Anna is not the type of Christ figure who easily fits into a traditional understanding of why Christ came to earth and died on the cross. Elsa is not portrayed as a fallen human being who desperately needs redemption. Rather, she more closely represents the outcast and excluded, those whose lives are in constant danger because of a status quo that marks them as Other. So, when Anna consistently endangers herself to reach Anna–whether it’s traveling up a mountain alone or daring to stay in the same room as Elsa even as Elsa loses control of her powers–she is acting as the Christ who deliberately seeks to love the Other. Reading Elsa as queer only adds more depth to this understanding. Many people accept that Christ died to wash away personal sins, but fewer realize that his sacrifice and resurrection also shows that oppressive social systems that deny love and care to the marginalized will not last. They cannot kill and cause suffering forever, and they certainly cannot defeat the type of selfless love that Anna displays toward her sister, nor the love that Christ shows in the Gospels when he consistently seeks to change people’s understanding of those who are marginalized in his society. Anna’s radical act of love paves the way for people to understand and accept Elsa. It also frees Elsa to learn more about her powers and to no longer hide that part of herself for her own safety. Now, there is no longer a “system” of fear that would compel others to kill her.
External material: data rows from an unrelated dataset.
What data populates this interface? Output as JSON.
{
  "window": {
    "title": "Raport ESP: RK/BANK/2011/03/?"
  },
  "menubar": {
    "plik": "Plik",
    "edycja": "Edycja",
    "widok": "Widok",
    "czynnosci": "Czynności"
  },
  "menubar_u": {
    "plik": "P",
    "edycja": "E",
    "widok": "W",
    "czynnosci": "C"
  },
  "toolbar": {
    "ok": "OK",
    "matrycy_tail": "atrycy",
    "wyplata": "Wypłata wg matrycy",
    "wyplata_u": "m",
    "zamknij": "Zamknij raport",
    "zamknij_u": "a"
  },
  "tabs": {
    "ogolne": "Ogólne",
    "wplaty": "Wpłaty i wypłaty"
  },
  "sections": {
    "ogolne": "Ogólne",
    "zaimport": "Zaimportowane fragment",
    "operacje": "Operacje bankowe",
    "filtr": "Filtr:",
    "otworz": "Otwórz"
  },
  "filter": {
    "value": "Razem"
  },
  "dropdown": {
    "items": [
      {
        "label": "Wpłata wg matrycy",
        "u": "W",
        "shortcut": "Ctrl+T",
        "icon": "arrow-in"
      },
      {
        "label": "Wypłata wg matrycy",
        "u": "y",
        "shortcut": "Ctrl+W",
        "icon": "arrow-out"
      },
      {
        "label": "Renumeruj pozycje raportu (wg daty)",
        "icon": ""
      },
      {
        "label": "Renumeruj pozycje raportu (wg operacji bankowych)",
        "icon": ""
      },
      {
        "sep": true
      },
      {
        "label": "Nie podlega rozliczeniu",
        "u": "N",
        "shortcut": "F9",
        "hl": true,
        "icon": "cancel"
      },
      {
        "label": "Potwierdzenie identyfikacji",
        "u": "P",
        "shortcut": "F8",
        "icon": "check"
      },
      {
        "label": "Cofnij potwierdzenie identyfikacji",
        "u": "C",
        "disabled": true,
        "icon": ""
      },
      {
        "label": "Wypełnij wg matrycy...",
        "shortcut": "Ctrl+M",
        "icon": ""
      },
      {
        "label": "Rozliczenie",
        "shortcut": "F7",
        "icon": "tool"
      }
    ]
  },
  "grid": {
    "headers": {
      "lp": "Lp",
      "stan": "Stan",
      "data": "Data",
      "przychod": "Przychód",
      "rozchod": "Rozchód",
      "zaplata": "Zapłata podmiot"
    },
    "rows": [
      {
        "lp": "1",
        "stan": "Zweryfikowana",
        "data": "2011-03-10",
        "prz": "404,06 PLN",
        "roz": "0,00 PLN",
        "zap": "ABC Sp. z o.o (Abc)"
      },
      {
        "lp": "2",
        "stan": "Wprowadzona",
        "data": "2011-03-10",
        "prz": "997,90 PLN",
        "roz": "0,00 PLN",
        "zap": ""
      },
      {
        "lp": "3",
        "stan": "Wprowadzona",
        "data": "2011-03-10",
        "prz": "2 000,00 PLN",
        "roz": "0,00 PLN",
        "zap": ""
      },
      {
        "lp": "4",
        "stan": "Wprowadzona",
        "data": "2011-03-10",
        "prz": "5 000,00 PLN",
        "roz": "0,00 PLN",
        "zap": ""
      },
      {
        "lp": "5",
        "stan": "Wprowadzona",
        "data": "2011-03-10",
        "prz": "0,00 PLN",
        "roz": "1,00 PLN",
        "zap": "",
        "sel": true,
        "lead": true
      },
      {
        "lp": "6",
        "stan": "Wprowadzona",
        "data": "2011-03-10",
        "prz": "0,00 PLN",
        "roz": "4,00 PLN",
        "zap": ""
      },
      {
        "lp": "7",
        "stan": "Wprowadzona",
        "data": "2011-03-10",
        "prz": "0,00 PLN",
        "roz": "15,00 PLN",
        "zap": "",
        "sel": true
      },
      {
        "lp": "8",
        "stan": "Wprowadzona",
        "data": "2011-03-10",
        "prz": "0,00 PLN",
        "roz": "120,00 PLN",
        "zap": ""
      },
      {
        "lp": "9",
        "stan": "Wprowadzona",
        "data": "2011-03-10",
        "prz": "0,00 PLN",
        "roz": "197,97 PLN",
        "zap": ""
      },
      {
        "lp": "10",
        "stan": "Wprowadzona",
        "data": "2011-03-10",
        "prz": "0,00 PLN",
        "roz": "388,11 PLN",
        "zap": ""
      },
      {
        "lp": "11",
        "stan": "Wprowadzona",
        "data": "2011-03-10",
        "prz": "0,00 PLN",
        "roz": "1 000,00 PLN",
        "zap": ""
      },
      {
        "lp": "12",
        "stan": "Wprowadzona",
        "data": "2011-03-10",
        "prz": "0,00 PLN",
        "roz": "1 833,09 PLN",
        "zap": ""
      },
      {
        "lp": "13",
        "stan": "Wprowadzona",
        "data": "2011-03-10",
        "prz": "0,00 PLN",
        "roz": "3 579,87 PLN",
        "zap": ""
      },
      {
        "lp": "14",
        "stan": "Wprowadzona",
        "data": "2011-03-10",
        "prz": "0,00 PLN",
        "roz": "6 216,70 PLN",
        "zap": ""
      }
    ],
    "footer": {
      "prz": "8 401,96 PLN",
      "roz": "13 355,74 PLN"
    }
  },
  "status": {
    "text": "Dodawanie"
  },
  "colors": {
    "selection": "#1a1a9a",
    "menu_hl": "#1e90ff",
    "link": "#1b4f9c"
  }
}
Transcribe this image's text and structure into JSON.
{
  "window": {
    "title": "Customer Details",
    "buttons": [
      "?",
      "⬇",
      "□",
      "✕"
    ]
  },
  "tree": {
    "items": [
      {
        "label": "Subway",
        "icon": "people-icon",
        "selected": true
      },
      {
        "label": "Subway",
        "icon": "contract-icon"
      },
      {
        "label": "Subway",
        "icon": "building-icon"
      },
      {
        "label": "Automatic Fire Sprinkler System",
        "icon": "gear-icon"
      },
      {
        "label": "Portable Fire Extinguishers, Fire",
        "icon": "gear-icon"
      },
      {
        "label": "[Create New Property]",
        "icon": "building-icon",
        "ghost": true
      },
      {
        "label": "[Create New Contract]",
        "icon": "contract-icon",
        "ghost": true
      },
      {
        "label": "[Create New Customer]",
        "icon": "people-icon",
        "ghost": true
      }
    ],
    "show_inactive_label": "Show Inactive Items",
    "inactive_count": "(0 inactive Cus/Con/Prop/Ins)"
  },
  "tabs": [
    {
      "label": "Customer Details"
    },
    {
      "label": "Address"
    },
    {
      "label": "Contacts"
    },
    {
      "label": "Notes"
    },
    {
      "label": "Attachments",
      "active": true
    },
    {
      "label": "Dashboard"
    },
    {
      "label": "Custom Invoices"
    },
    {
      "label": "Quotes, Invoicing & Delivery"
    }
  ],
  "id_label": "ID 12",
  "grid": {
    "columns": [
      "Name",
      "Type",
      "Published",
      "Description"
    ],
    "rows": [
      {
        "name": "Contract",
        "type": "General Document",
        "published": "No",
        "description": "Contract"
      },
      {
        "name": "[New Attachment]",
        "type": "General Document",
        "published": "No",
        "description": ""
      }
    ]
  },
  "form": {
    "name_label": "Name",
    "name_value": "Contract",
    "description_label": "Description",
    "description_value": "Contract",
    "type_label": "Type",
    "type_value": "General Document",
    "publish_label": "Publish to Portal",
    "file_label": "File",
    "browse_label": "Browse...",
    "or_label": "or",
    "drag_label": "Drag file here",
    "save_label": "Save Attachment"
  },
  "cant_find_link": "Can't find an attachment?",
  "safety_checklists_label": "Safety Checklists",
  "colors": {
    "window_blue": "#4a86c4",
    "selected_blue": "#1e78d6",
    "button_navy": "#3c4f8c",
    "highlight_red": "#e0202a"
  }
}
The way Frozen defines true love is not only an important message for young girls and women in a world that wants to feed us the tired, heterocentric expectation to wait for a man’s love, but it’s an important message for everyone to understand that love is so much more than romantic relationships. It’s something that compels you to place another person’s well-being before your own, and it’s something that comes with truly knowing someone before committing to them.
Here ends this little blog post series—thanks for reading! Frozen is perhaps one of the best animated movies that the West has produced in quite a few years and I’m sure my interpretations only scratch the surface of what it shows us.